LM: How do you view the music industry? Do you think it's unfair or frustrating that the products of the latest reality TV show gain instant fame, and often record deals, while lots of singer/songwriters graft for years without any recognition?
JVM: It depends. If you look at TV shows as just being entertainment then they're hilarious and it's a different world and, I mean, it's not my world. To be honest, it's not anybody's world. Those sorts of TV shows, like 'The X Factor', exist in this world, where it's an entertainment thing. The music comes out and if you're lucky you get one or two records and that's totally fine, and the people that are in it, the argument would be, that if you're good enough you don't really need to be in a reality show anyway. I mean, with me, my break into the music industry was quite easy, to be honest. But then the years that came after it were the hard ones. It was probably a bad way it happened. I met a lot of people quite quickly and I made a demo about two-and-half/three years ago almost, and it was the first bunch of songs I'd ever written and it got a really strong response. A lot of people flew over for my first gig, then I met my publisher and I signed with them quite quickly. Then the next year-and-a-half was quite arduous because they were trying to do something with me that I didn't want to do, just go to a major label and do that kind of thing. I wasn't so sure of what I wanted to do or sound like that it got a bit mad so it wasn't until the end of last year that I pulled back from that and then it all sort of made sense I guess.
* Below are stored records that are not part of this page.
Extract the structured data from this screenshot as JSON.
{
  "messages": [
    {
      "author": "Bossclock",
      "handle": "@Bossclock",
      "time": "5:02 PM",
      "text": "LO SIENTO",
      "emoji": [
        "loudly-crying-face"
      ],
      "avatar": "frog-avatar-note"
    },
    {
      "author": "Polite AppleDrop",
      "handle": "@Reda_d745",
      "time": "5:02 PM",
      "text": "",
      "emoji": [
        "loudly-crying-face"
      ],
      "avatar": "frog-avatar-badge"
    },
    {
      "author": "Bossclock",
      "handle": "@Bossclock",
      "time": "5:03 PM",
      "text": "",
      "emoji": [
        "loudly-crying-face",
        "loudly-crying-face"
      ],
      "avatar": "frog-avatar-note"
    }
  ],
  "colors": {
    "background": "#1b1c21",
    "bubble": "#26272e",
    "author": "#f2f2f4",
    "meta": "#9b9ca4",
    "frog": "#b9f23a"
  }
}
LM: Was your worry that you wouldn't still have control over your own music, especially when bigger labels are mentioned?
JVM: Well, that's the problem right there. It's that nobody gets a chance any more at major labels, especially not people like me. You do get a chance but it's like you get a window. I'm signed to a UK publisher and they want you to go with the UK label and when you go with a UK label the goal is to get at Radio 1. If you don't to Radio 1, you're done, and I think that's really sad, because Bruce Springsteen made a bunch of records before he made any money and Tom Waits made crazy records... It just doesn't work like that any more... But labels have to adapt and change and stuff and that's totally fine. It's just not a place for people like me, who want to make records, and if you have a song on it that gets to Radio 1 that's wicked but if it doesn't it should sell as a record. That's what I've made. I didn't make a bunch of singles and a bunch of fillers. I made a record that I really, really like and if it works, it works.
James Vincent McMorrow's album 'Early In The Morning' is released on 26 February. He is also about to embark on a nationwide tour - for dates click here.